REVIEW: ‘Shazam’, Issue #1

Reading Time: 3 minutes

Shazam #1 - But Why Tho

Shazam #1 is published by DC Comics. The writer is Tim Sheridan and the art is by Clayton Henry. Marcelo Maiolo is the colourist and the letters are by Rob Leigh. This book springs out of the pages of Teen Titans Academy. Billy Batson is one of the most experienced and powerful people at the academy. But he is not the most reliable. His powers are shaky, unable to transform into Shazam on command like he used to. This leads to a crisis in confidence as he struggles to discover who he is. With tragic circumstances impacting his life, Billy is torn between his place in the academy and those he loves. And when Doctor Fate visits it seems like the course for his faulty powers may present a danger to the whole cosmos.

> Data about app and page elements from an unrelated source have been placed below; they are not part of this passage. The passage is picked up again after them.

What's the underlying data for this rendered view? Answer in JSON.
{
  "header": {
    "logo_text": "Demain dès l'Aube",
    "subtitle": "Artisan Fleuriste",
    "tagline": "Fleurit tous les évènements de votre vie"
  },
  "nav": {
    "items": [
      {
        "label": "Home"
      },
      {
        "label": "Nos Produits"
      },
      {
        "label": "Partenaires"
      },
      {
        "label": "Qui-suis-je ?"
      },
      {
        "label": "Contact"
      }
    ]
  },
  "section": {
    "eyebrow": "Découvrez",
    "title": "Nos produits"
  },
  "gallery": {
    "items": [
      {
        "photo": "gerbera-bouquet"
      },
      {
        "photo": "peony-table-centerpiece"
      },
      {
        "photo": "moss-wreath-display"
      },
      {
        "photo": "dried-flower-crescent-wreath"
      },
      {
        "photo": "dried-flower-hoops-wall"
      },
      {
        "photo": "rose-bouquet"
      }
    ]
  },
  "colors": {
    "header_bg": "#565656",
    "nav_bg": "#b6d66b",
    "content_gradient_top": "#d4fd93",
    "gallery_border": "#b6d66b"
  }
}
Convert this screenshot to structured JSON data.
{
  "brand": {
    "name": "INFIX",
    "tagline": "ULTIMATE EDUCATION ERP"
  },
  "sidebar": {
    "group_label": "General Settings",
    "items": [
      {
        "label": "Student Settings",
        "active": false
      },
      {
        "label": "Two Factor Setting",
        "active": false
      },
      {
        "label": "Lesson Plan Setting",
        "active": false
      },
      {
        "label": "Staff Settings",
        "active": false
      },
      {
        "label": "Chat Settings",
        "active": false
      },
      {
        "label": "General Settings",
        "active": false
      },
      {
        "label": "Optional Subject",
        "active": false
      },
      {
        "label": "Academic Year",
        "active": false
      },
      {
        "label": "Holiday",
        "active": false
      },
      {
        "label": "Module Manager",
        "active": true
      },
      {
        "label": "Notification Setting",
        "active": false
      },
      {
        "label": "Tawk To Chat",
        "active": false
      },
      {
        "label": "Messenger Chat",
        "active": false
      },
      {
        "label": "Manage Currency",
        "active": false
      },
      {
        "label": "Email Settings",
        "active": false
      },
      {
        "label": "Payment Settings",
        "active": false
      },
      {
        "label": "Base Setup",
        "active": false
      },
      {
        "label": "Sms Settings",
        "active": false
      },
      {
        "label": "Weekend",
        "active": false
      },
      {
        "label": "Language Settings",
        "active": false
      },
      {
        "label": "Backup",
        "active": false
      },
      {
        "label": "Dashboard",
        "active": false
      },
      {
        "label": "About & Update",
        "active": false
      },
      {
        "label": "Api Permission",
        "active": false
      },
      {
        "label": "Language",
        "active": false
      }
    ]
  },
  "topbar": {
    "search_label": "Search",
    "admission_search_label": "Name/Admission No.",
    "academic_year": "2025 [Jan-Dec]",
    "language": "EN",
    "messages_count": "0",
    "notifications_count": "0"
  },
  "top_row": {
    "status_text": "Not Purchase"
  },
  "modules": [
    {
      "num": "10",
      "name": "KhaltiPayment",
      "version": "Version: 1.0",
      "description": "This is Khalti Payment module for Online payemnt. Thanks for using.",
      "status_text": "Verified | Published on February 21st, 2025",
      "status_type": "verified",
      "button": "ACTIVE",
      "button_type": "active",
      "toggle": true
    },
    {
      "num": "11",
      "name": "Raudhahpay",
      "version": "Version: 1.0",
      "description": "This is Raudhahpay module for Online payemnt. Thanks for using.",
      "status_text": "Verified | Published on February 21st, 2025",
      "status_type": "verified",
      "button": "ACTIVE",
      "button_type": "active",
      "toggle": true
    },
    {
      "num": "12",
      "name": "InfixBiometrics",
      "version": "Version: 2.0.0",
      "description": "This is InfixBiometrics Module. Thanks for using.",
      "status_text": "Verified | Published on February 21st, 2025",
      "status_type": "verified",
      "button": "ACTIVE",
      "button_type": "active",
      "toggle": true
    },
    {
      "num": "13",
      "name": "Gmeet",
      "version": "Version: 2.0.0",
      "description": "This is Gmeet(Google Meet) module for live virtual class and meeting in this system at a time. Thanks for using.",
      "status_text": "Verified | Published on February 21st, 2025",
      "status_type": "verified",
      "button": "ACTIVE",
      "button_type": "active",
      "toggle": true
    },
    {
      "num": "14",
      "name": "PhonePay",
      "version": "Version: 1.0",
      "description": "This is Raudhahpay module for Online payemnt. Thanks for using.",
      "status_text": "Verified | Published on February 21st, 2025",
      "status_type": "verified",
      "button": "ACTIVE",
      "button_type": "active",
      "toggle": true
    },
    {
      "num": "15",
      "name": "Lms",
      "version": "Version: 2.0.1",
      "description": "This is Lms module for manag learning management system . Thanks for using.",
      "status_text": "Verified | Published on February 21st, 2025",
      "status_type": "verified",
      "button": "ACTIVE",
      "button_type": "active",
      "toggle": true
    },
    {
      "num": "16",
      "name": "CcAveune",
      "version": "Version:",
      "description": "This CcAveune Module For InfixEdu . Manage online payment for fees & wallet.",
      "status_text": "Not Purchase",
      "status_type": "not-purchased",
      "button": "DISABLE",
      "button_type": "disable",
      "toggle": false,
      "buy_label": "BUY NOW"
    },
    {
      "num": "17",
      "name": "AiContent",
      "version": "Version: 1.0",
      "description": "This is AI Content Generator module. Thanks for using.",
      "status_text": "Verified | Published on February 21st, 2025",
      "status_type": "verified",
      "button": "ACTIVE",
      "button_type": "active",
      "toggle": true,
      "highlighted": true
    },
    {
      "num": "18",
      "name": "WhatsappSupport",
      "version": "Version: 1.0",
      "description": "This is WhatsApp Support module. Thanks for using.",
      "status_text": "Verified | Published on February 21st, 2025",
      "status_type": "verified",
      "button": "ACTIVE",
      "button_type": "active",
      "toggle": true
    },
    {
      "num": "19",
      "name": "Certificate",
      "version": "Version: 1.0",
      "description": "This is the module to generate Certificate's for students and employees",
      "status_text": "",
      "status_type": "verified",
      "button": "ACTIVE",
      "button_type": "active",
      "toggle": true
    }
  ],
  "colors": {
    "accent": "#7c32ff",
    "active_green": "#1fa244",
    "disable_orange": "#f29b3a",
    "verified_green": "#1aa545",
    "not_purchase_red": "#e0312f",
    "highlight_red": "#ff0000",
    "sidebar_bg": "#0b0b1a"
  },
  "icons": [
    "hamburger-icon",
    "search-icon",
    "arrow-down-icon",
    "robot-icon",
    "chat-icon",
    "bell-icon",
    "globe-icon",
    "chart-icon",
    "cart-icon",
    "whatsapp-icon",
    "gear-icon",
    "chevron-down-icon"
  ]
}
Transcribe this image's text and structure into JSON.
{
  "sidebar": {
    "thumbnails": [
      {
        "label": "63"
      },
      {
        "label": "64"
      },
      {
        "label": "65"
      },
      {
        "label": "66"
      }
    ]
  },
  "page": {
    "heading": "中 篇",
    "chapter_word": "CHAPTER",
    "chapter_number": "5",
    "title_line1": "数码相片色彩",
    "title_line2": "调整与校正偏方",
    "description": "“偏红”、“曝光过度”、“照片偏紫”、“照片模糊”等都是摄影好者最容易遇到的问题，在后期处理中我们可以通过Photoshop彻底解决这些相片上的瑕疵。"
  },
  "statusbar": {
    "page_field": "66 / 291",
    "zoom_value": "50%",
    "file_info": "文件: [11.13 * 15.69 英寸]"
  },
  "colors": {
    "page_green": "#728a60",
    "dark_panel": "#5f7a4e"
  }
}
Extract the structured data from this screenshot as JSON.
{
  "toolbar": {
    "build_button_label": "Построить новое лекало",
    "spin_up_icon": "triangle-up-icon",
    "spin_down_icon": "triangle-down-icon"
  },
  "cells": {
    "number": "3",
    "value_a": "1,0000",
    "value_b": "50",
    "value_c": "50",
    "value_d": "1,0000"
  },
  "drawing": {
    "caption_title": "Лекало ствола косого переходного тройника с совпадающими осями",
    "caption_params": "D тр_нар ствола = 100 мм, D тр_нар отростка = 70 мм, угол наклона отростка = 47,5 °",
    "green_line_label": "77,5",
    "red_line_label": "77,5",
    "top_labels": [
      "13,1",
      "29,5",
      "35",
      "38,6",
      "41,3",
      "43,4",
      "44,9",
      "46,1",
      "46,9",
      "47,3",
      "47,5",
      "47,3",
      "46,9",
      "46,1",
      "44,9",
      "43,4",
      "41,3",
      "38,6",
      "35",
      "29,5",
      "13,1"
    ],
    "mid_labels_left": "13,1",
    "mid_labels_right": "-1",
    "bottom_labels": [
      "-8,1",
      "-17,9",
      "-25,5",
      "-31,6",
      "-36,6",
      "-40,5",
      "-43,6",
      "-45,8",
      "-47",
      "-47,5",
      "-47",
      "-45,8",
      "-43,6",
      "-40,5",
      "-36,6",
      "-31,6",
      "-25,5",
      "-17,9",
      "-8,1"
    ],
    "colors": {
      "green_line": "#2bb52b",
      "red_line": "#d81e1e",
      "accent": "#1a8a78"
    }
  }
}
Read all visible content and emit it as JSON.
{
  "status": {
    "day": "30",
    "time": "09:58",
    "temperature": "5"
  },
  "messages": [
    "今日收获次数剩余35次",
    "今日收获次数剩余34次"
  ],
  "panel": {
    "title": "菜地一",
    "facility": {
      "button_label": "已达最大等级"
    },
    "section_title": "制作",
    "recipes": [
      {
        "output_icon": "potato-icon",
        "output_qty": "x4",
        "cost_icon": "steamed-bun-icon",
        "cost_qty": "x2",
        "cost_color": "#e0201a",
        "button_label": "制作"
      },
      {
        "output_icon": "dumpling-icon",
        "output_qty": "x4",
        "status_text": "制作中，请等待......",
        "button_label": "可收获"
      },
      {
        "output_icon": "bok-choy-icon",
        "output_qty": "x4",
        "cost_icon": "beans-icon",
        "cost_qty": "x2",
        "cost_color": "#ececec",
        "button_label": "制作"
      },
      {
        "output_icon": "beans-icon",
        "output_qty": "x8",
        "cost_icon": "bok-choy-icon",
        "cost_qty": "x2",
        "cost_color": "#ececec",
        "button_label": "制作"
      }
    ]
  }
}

The setup of this series is fantastic. The first issue is packed with story. The comic sets up the primary problem within a few pages; Billy’s powers aren’t working properly. This appears to be the main conflict that Batson will face over the course of this series. But there are multiple plot threads that are efficiently created that shows how much content will be provided. These threads are structured superbly, laid out one after another without over encumbering the reader. There is a pleasant balance between action and world-building, with this comic linking to not just Teen Titans Academy, but to some much bigger as well. 

Sheridan’s exploration of Batson is fantastic as it feels like the protagonist is trying to explore himself. With his ability not working properly, the kid is struggling to figure out who he is. A common theme within both young adult comics and Shazam comics are growing up. Grappling with that in regards to not only his superhuman powers, but his normal life too, makes him very relatable to younger readers.

One thing that is made clear inside the first page of Shazam #1 is just how large the cast will be. There is an abundance of awesome guest appearances. This issue flourishes from Teen Titans Academy but features many of the team and students too. The dialogue and relationships between Billy and the older Titans are beautiful to read. Nightwing is an older male presence in his life, there to talk to him about his powers and growing up in general. Raven is a mystical guide, able to tap into the magical core of Billy’s power source. And Starfire is a compassionate but firm headteacher who reminds Billy of his real age. Not just Titans show their faces in this issue, as both young Superman and Doctor Fate have cameos as well. It will be very interesting to see if this large cast as the series progresses, or if they were merely used as a launchpad for this premier issue.

The art is the perfect choice for this book and is magnificent as well. Henry depicts Billy as a teenager; so he looks much older than the other heroes. The difference in their ages is evident, making the pep talks by the likes of Starfire and Nightwing feel realistic. As Shazam, his proportions are exaggerated and his power is vast, which is displayed awesomely in the cold open. There are many other heroes present in this issue, as previously mentioned, but all of their costumes are superb and rife with intricate details. The facial expressions are captured with humour, often drawing a smile from the reader.

The colours, like the art, match the tone of the book. There is often a light nature to Shazam comics, and the bright and beautiful tones are stunning to see. The red of Shazam’s costume is incredibly rich and powerful. Maiolo’s understanding of lighting comes across on every page, but especially in scenes where the characters are outside. All of the light has a natural look to it, but this means that the different shades and shadows have to be flawless to maintain that style, which Maiolo succeeds in achieves that.

The lettering is very good at giving characters a voice. There is a scene in which all of the Titans are discussing something. Leigh gives a different colour to the word balloons to identify who is talking. But instead of making the word balloons a particular colour, a ring with that characters particular shade frames the bubble. This helps denote who is saying what without filling a panel with balloons that may have been difficult to read.

Shazam #1 is a brilliant start. The tempo and tone of the book are revealed very quickly, with an exciting story presenting itself with multiple plot threads. But this isn’t just a book full of superheroes and cosmos-threatening crises, as it possesses a heart as well. With this art team creating amazing pages and the unpredictability at which heroes will appear next, this series is sure to be a universe of fun.

Shazam #1 is available where comics are sold.

 


Shazam #1
5

TL;DR

Shazam #1 is a brilliant start. The tempo and tone of the book are revealed very quickly, with an exciting story presenting itself with multiple plot threads. But this isn’t just a book full of superheroes and cosmos-threatening crises, as it possesses a heart as well. With this art team creating amazing pages and the unpredictability at which heroes will appear next, this series is sure to be a universe of fun.